>>
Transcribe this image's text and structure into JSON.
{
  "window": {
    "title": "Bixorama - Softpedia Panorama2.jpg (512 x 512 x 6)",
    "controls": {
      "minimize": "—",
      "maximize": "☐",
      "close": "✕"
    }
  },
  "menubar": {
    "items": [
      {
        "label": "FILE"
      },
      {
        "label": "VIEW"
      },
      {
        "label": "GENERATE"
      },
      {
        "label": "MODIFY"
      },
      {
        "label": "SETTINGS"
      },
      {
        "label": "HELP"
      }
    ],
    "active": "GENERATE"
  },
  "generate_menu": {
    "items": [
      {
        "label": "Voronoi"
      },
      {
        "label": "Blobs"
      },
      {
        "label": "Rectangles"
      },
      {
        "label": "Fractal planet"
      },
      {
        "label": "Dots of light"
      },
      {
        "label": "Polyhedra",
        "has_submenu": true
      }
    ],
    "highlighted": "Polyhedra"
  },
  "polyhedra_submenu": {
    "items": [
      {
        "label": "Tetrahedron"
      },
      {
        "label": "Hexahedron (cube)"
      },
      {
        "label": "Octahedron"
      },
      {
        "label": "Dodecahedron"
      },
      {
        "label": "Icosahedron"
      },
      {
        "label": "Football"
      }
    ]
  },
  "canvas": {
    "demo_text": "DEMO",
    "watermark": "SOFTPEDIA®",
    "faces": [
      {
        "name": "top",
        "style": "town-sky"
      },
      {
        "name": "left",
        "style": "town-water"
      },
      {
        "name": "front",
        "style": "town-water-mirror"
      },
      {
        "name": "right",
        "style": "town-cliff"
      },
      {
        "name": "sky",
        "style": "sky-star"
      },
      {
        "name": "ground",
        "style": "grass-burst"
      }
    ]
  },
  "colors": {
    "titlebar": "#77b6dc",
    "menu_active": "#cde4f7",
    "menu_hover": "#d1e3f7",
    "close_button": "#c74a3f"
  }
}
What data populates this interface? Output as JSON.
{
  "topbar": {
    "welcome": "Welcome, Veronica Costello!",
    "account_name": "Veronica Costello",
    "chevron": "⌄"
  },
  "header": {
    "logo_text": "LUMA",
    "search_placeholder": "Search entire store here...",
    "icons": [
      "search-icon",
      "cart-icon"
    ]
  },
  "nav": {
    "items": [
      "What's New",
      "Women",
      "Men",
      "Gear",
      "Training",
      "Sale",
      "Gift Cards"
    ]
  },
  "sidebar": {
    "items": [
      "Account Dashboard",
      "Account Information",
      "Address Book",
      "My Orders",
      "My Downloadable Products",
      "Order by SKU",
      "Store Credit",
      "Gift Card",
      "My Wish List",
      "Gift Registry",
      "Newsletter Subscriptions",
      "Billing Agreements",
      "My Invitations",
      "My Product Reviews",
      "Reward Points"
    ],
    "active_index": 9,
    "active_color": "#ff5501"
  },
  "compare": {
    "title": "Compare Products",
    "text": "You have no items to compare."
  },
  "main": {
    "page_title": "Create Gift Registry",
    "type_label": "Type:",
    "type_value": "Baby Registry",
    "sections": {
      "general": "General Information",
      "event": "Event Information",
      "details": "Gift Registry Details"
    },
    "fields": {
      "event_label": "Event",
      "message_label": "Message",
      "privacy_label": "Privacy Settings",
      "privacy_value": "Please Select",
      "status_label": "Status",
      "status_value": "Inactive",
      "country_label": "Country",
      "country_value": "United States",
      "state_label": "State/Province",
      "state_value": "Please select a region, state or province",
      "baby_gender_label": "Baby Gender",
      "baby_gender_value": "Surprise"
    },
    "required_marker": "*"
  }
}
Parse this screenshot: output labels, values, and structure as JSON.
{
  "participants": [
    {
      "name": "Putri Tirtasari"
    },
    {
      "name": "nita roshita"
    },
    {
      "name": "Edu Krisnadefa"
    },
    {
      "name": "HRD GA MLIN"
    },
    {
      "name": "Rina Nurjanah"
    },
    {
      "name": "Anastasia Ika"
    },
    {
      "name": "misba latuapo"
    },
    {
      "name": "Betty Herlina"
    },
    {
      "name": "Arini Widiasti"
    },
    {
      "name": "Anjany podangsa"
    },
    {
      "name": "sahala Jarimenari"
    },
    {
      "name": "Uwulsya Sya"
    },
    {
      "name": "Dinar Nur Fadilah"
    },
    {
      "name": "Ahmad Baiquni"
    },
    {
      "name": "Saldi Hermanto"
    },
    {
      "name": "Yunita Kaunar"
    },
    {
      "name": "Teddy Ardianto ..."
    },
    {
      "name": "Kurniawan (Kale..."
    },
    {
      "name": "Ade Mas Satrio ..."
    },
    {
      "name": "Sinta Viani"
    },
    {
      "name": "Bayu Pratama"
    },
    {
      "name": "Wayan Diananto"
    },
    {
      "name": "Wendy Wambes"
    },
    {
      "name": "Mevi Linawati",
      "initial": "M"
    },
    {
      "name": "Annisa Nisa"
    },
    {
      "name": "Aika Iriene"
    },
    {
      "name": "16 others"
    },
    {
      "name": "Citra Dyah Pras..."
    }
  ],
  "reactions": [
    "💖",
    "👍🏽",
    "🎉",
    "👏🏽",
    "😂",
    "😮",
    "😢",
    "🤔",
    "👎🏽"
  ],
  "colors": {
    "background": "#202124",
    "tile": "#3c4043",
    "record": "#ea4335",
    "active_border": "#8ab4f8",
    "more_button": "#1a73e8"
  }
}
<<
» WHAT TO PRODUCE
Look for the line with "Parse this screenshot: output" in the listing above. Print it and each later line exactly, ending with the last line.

» ANSWER TO THIS TASK
Parse this screenshot: output labels, values, and structure as JSON.
{
  "participants": [
    {
      "name": "Putri Tirtasari"
    },
    {
      "name": "nita roshita"
    },
    {
      "name": "Edu Krisnadefa"
    },
    {
      "name": "HRD GA MLIN"
    },
    {
      "name": "Rina Nurjanah"
    },
    {
      "name": "Anastasia Ika"
    },
    {
      "name": "misba latuapo"
    },
    {
      "name": "Betty Herlina"
    },
    {
      "name": "Arini Widiasti"
    },
    {
      "name": "Anjany podangsa"
    },
    {
      "name": "sahala Jarimenari"
    },
    {
      "name": "Uwulsya Sya"
    },
    {
      "name": "Dinar Nur Fadilah"
    },
    {
      "name": "Ahmad Baiquni"
    },
    {
      "name": "Saldi Hermanto"
    },
    {
      "name": "Yunita Kaunar"
    },
    {
      "name": "Teddy Ardianto ..."
    },
    {
      "name": "Kurniawan (Kale..."
    },
    {
      "name": "Ade Mas Satrio ..."
    },
    {
      "name": "Sinta Viani"
    },
    {
      "name": "Bayu Pratama"
    },
    {
      "name": "Wayan Diananto"
    },
    {
      "name": "Wendy Wambes"
    },
    {
      "name": "Mevi Linawati",
      "initial": "M"
    },
    {
      "name": "Annisa Nisa"
    },
    {
      "name": "Aika Iriene"
    },
    {
      "name": "16 others"
    },
    {
      "name": "Citra Dyah Pras..."
    }
  ],
  "reactions": [
    "💖",
    "👍🏽",
    "🎉",
    "👏🏽",
    "😂",
    "😮",
    "😢",
    "🤔",
    "👎🏽"
  ],
  "colors": {
    "background": "#202124",
    "tile": "#3c4043",
    "record": "#ea4335",
    "active_border": "#8ab4f8",
    "more_button": "#1a73e8"
  }
}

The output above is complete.